A crew excavates the remains of an ankylosaur — one of thousands of dinosaur fossils in Mongolia’s Gobi Desert. Тorrential rains in Mongolia’s Gobi Desert 75 million years ago triggered catastrophic sand slides that buried alive thousands of dinosaurs and other animals, creating one of the richest fossil sites on Earth.
How did the site come into being?
Research led by David Loope, a geoscientist at the University of Nebraska, shows that a thin, hard layer of sand formed one to two feet (0.3 to 0.6 meters) below the surface of the ancient dunes at Ukhaa Tolgod, Mongolia, setting the stage for sand slides.
“Seeing all of the bones and the structure of the sands that included them seemed to require a lot of sand in a hurry,” said Loope. “But that can’t happen unless something impeded the filtration of water.”
FORMATION OF A SLIDING SURFACE

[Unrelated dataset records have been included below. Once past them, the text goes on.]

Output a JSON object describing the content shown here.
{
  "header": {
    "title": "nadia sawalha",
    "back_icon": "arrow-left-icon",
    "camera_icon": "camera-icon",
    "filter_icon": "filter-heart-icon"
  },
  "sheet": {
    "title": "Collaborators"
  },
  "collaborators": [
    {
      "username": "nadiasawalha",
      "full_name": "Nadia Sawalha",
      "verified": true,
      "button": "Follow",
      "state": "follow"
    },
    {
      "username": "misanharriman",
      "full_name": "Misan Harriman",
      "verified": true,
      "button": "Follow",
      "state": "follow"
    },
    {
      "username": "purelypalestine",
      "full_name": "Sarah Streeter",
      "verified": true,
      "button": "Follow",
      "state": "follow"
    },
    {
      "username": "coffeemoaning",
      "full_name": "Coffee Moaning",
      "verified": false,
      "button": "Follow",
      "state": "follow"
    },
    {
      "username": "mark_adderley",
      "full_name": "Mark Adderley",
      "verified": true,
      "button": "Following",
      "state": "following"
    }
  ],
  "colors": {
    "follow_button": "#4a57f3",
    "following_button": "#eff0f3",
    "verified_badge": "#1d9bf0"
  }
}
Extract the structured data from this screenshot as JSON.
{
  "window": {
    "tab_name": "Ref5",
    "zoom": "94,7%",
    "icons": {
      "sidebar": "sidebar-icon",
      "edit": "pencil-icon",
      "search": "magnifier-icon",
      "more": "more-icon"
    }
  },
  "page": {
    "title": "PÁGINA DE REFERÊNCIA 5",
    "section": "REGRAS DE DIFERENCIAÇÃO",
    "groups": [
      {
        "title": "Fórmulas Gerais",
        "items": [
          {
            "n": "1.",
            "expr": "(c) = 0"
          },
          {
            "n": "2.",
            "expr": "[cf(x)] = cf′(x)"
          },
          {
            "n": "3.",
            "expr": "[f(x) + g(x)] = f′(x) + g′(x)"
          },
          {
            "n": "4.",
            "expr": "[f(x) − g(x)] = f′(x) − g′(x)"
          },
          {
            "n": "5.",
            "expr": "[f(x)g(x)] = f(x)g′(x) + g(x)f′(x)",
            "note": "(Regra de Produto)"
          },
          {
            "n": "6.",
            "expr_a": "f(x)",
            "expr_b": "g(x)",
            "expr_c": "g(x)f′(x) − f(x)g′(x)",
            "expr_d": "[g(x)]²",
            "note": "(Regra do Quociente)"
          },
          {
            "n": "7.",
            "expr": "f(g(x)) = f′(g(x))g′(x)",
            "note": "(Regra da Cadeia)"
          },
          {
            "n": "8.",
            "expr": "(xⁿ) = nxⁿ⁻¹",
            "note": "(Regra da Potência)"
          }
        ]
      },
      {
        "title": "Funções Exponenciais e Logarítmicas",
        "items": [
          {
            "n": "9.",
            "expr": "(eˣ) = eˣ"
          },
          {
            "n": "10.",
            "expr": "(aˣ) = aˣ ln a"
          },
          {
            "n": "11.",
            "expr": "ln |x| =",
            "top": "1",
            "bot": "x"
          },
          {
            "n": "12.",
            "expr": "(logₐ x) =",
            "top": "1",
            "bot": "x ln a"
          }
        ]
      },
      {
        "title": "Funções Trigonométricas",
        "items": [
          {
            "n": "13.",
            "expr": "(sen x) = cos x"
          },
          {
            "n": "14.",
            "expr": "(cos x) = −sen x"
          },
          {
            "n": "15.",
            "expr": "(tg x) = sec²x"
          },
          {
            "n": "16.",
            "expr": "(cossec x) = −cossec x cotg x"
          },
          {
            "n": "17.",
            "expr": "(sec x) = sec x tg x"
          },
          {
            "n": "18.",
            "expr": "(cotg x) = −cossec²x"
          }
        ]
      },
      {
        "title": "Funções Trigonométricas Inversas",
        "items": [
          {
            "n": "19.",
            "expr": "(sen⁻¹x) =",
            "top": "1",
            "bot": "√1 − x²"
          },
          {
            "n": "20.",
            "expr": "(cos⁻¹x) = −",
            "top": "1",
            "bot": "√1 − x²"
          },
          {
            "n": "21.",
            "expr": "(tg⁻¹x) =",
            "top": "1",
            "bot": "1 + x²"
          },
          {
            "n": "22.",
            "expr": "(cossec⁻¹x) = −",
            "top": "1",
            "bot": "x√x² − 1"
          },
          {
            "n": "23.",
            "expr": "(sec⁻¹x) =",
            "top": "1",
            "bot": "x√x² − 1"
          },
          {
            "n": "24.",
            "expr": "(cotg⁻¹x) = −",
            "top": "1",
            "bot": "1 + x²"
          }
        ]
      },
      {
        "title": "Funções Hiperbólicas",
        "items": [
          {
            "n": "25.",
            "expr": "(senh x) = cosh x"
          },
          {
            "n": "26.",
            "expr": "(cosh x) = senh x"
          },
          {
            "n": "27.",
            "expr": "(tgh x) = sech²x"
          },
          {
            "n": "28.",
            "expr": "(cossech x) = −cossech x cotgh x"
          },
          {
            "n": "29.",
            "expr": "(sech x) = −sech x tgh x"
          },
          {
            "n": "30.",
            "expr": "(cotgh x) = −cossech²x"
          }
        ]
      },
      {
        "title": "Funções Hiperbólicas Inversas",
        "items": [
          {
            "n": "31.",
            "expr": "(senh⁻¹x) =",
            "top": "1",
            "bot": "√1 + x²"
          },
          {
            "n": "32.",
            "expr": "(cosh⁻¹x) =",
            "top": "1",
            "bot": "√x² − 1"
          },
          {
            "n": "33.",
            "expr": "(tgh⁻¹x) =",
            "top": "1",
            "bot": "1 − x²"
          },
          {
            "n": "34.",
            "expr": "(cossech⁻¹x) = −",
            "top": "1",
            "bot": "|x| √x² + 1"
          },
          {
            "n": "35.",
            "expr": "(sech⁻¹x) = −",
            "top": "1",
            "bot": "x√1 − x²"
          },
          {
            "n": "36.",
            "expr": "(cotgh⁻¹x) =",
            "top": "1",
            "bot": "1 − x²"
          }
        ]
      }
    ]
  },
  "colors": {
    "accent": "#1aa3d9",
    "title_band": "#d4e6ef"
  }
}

Scientists believe that the Pacific Ocean was significantly warmer during the Late Cretaceous Period (75 million years ago) than it is today and spawned intermittent rainstorms that rolled across the Gobi Desert. Water from these storms seeped into the upper layer of the dunes.
As the water evaporated, it left behind dissolved minerals such as gypsum and calcite that created a thin, impermeable layer of sand that stabilized the dunes for thousands of years.
When subsequent storms rolled in, water accumulated in the upper layer of sand until it became so heavy that it slid off the cemented layer underneath. The resulting debris flows trapped any animals in their path like wet concrete, said Loope.
Today, the Gobi Desert is one of the driest places on Earth, belying the fact that its climate once allowed plant and animal life to flourish. “The idea of a pole-to-pole balmy Cretaceous has been around for a while,” said Loope.
As evidence of the warmer, wetter climate, Loope cites fossils of cold-blooded animals such as crocodiles; burrows of freshwater crustaceans; and fossilized roots of plants that grew on the dunes.
SANDSTORM THEORY DISMISSED
Previous studies suggested that shifting sand during violent sandstorms at Ukhaa Tolgod buried the dinosaurs, lizards, and other animals alive. But when Loope went to Mongolia he noticed that the dunes showed no signs of violent winds like those in Utah and Arizona.
“The dunes move very, very slowly,” he said, “and animals just don’t killed by [slowly] migrating dunes.”
Loope’s sand slide theory developed when the researchers discovered fossils only in sandstone that was void of wind layers. Such sandstone is an indication of slide debris. Loope made the connection between the slide debris and the impermeable layer of sand. “Without that, you don’t have any fossils,” he said.